*Task description*.
Collect every line in the records below that contains the word "image".

*Record set*.
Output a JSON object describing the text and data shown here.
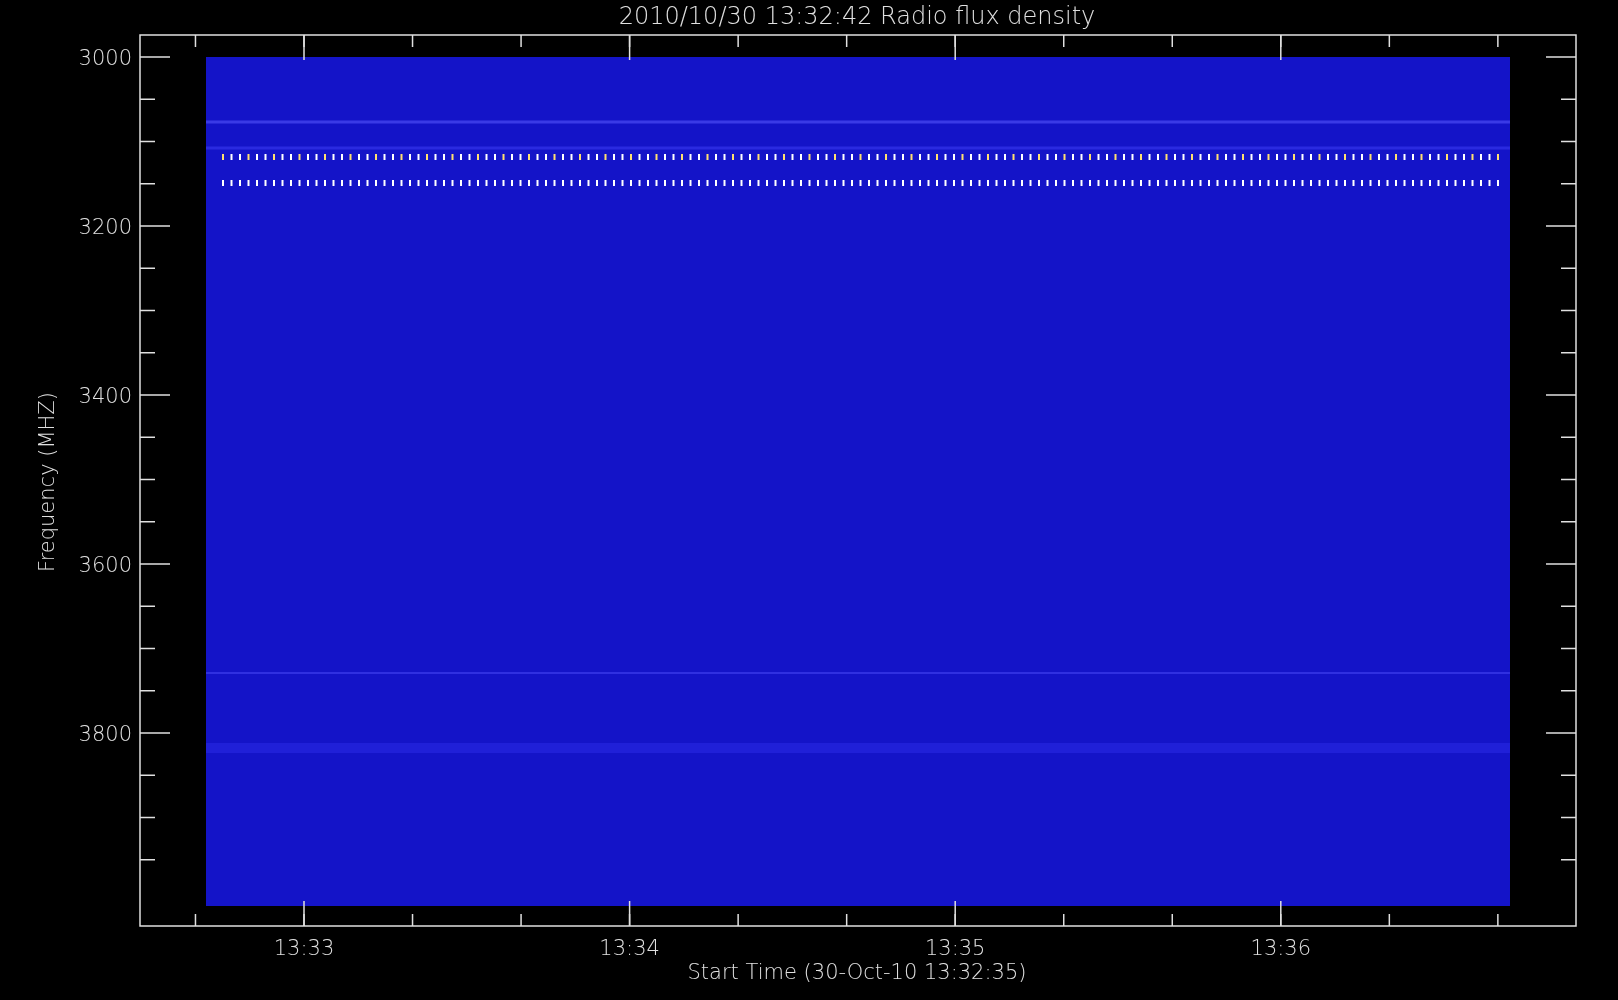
{
  "title": "2010/10/30 13:32:42 Radio flux density",
  "y_axis": {
    "label": "Frequency (MHZ)",
    "ticks": [
      "3000",
      "3200",
      "3400",
      "3600",
      "3800"
    ]
  },
  "x_axis": {
    "label": "Start Time (30-Oct-10 13:32:35)",
    "ticks": [
      "13:33",
      "13:34",
      "13:35",
      "13:36"
    ]
  }
}
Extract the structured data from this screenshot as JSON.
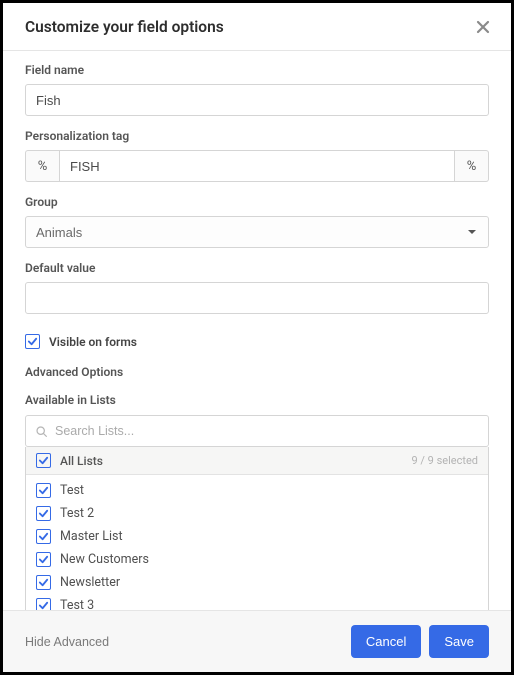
{
  "modal": {
    "title": "Customize your field options"
  },
  "fields": {
    "field_name": {
      "label": "Field name",
      "value": "Fish"
    },
    "ptag": {
      "label": "Personalization tag",
      "value": "FISH",
      "addon": "%"
    },
    "group": {
      "label": "Group",
      "value": "Animals"
    },
    "default_value": {
      "label": "Default value",
      "value": ""
    }
  },
  "visible_forms": {
    "label": "Visible on forms",
    "checked": true
  },
  "advanced": {
    "heading": "Advanced Options",
    "available_label": "Available in Lists",
    "search_placeholder": "Search Lists...",
    "all_lists_label": "All Lists",
    "selected_text": "9 / 9 selected",
    "items": [
      {
        "name": "Test",
        "checked": true
      },
      {
        "name": "Test 2",
        "checked": true
      },
      {
        "name": "Master List",
        "checked": true
      },
      {
        "name": "New Customers",
        "checked": true
      },
      {
        "name": "Newsletter",
        "checked": true
      },
      {
        "name": "Test 3",
        "checked": true
      }
    ]
  },
  "footer": {
    "hide_advanced": "Hide Advanced",
    "cancel": "Cancel",
    "save": "Save"
  }
}
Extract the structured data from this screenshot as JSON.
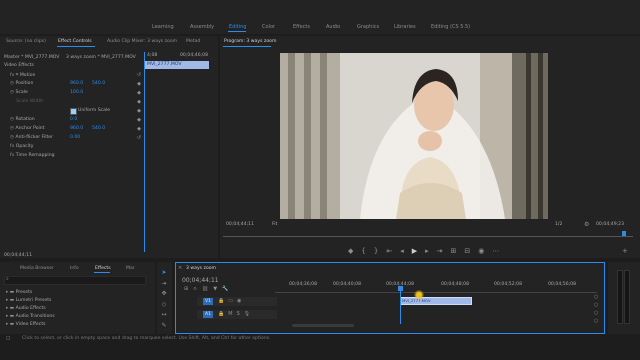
{
  "workspaces": [
    "Learning",
    "Assembly",
    "Editing",
    "Color",
    "Effects",
    "Audio",
    "Graphics",
    "Libraries",
    "Editing (CS 5.5)"
  ],
  "active_workspace": "Editing",
  "source_tabs": {
    "source": "Source: (no clips)",
    "effect_controls": "Effect Controls",
    "mixer": "Audio Clip Mixer: 3 ways zoom",
    "metadata": "Metad"
  },
  "effect_controls": {
    "master": "Master * MVI_2777.MOV",
    "sequence": "3 ways zoom * MVI_2777.MOV",
    "video_effects": "Video Effects",
    "motion": "Motion",
    "position_label": "Position",
    "position_x": "960.0",
    "position_y": "540.0",
    "scale_label": "Scale",
    "scale_value": "100.0",
    "scale_width_label": "Scale Width",
    "uniform_scale": "Uniform Scale",
    "rotation_label": "Rotation",
    "rotation_value": "0.0",
    "anchor_label": "Anchor Point",
    "anchor_x": "960.0",
    "anchor_y": "540.0",
    "antiflicker_label": "Anti-flicker Filter",
    "antiflicker_value": "0.00",
    "opacity": "Opacity",
    "time_remap": "Time Remapping",
    "mini_time1": "4;08",
    "mini_time2": "00;04;46;08",
    "mini_clip": "MVI_2777.MOV",
    "timecode": "00;04;44;11"
  },
  "program": {
    "title": "Program: 3 ways zoom",
    "timecode": "00;04;44;11",
    "fit": "Fit",
    "ratio": "1/2",
    "duration": "00;04;49;23"
  },
  "project_tabs": [
    "Media Browser",
    "Info",
    "Effects",
    "Mar"
  ],
  "active_project_tab": "Effects",
  "effects_list": [
    "Presets",
    "Lumetri Presets",
    "Audio Effects",
    "Audio Transitions",
    "Video Effects"
  ],
  "timeline": {
    "title": "3 ways zoom",
    "timecode": "00;04;44;11",
    "ruler": [
      "00;04;36;08",
      "00;04;40;08",
      "00;04;44;08",
      "00;04;48;08",
      "00;04;52;08",
      "00;04;56;08"
    ],
    "track_v1": "V1",
    "track_a1": "A1",
    "clip_label": "MVI_2777.MOV"
  },
  "status": "Click to select, or click in empty space and drag to marquee select. Use Shift, Alt, and Ctrl for other options.",
  "colors": {
    "accent": "#2d8ceb",
    "clip": "#a0b9e8",
    "playhead_marker": "#f0c020"
  }
}
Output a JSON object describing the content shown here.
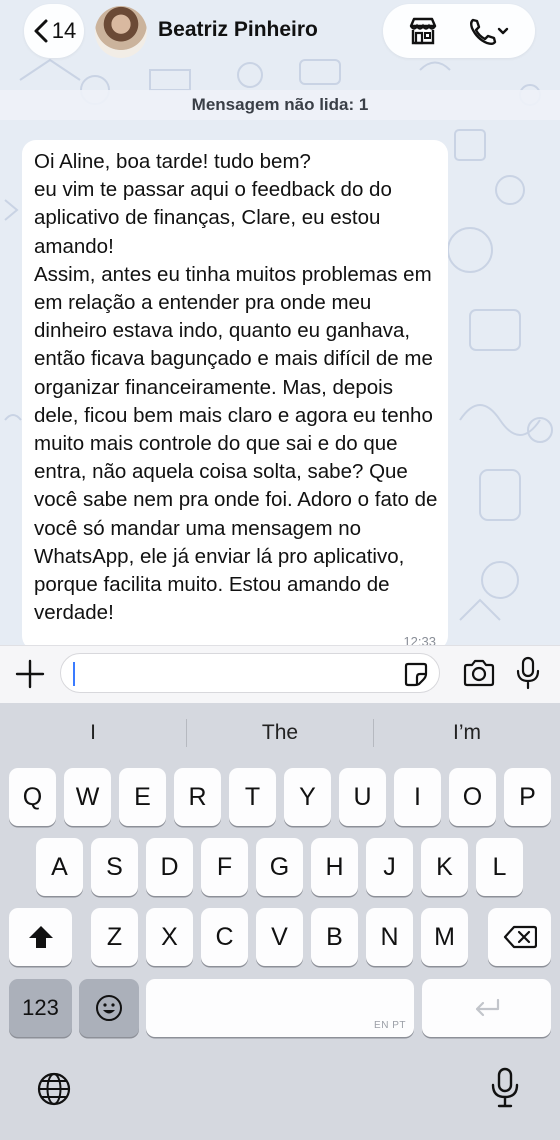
{
  "header": {
    "back_count": "14",
    "contact_name": "Beatriz Pinheiro"
  },
  "chat": {
    "unread_banner": "Mensagem não lida: 1",
    "message": {
      "text": "Oi Aline, boa tarde! tudo bem?\neu vim te passar aqui o feedback do do aplicativo de finanças, Clare, eu estou amando!\nAssim, antes eu tinha muitos problemas em em relação a entender pra onde meu dinheiro estava indo, quanto eu ganhava, então ficava bagunçado e mais difícil de me organizar financeiramente. Mas, depois dele, ficou bem mais claro e agora eu tenho muito mais controle do que sai e do que entra, não aquela coisa solta, sabe? Que você sabe nem pra onde foi. Adoro o fato de você só mandar uma mensagem no WhatsApp, ele já enviar lá pro aplicativo, porque facilita muito. Estou amando de verdade!",
      "time": "12:33"
    }
  },
  "composer": {
    "value": ""
  },
  "keyboard": {
    "suggestions": [
      "I",
      "The",
      "I’m"
    ],
    "row1": [
      "Q",
      "W",
      "E",
      "R",
      "T",
      "Y",
      "U",
      "I",
      "O",
      "P"
    ],
    "row2": [
      "A",
      "S",
      "D",
      "F",
      "G",
      "H",
      "J",
      "K",
      "L"
    ],
    "row3": [
      "Z",
      "X",
      "C",
      "V",
      "B",
      "N",
      "M"
    ],
    "numbers_label": "123",
    "space_lang_label": "EN PT"
  },
  "colors": {
    "chat_background": "#e6ecf4",
    "bubble": "#ffffff",
    "keyboard_background": "#d5d8df",
    "caret": "#3a7bff"
  }
}
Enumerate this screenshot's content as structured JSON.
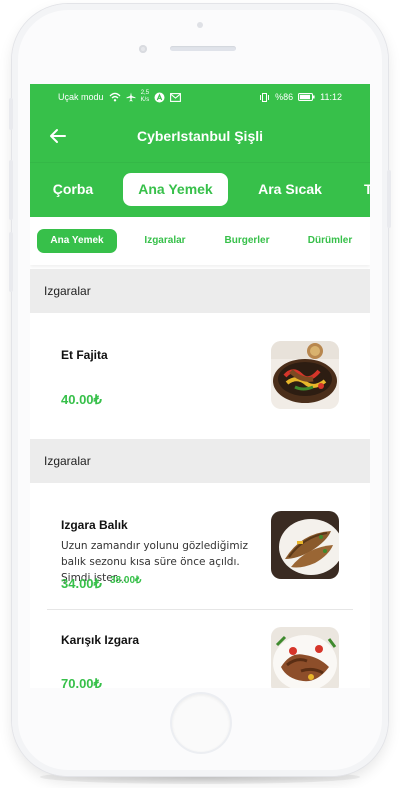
{
  "status_bar": {
    "carrier": "Uçak modu",
    "speed_value": "2,5",
    "speed_unit": "K/s",
    "battery": "%86",
    "time": "11:12"
  },
  "header": {
    "title": "CyberIstanbul Şişli"
  },
  "tabs": [
    {
      "label": "Çorba",
      "active": false
    },
    {
      "label": "Ana Yemek",
      "active": true
    },
    {
      "label": "Ara Sıcak",
      "active": false
    },
    {
      "label": "T",
      "active": false
    }
  ],
  "subcategories": [
    {
      "label": "Ana Yemek",
      "active": true
    },
    {
      "label": "Izgaralar",
      "active": false
    },
    {
      "label": "Burgerler",
      "active": false
    },
    {
      "label": "Dürümler",
      "active": false
    }
  ],
  "sections": [
    {
      "title": "Izgaralar",
      "items": [
        {
          "name": "Et Fajita",
          "description": "",
          "price": "40.00₺",
          "old_price": "",
          "image": "fajita-image"
        }
      ]
    },
    {
      "title": "Izgaralar",
      "items": [
        {
          "name": "Izgara Balık",
          "description": "Uzun zamandır yolunu gözlediğimiz balık sezonu kısa süre önce açıldı. Şimdi ister...",
          "price": "34.00₺",
          "old_price": "38.00₺",
          "image": "grilled-fish-image"
        },
        {
          "name": "Karışık Izgara",
          "description": "",
          "price": "70.00₺",
          "old_price": "",
          "image": "mixed-grill-image"
        }
      ]
    }
  ],
  "colors": {
    "accent": "#37c04a",
    "section_bg": "#ececec",
    "text": "#111111"
  },
  "icons": {
    "back": "arrow-left-icon",
    "wifi": "wifi-icon",
    "airplane": "airplane-icon",
    "battery": "battery-icon"
  }
}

*Answer box*.
          "image": "fajita-image"
          "image": "grilled-fish-image"
          "image": "mixed-grill-image"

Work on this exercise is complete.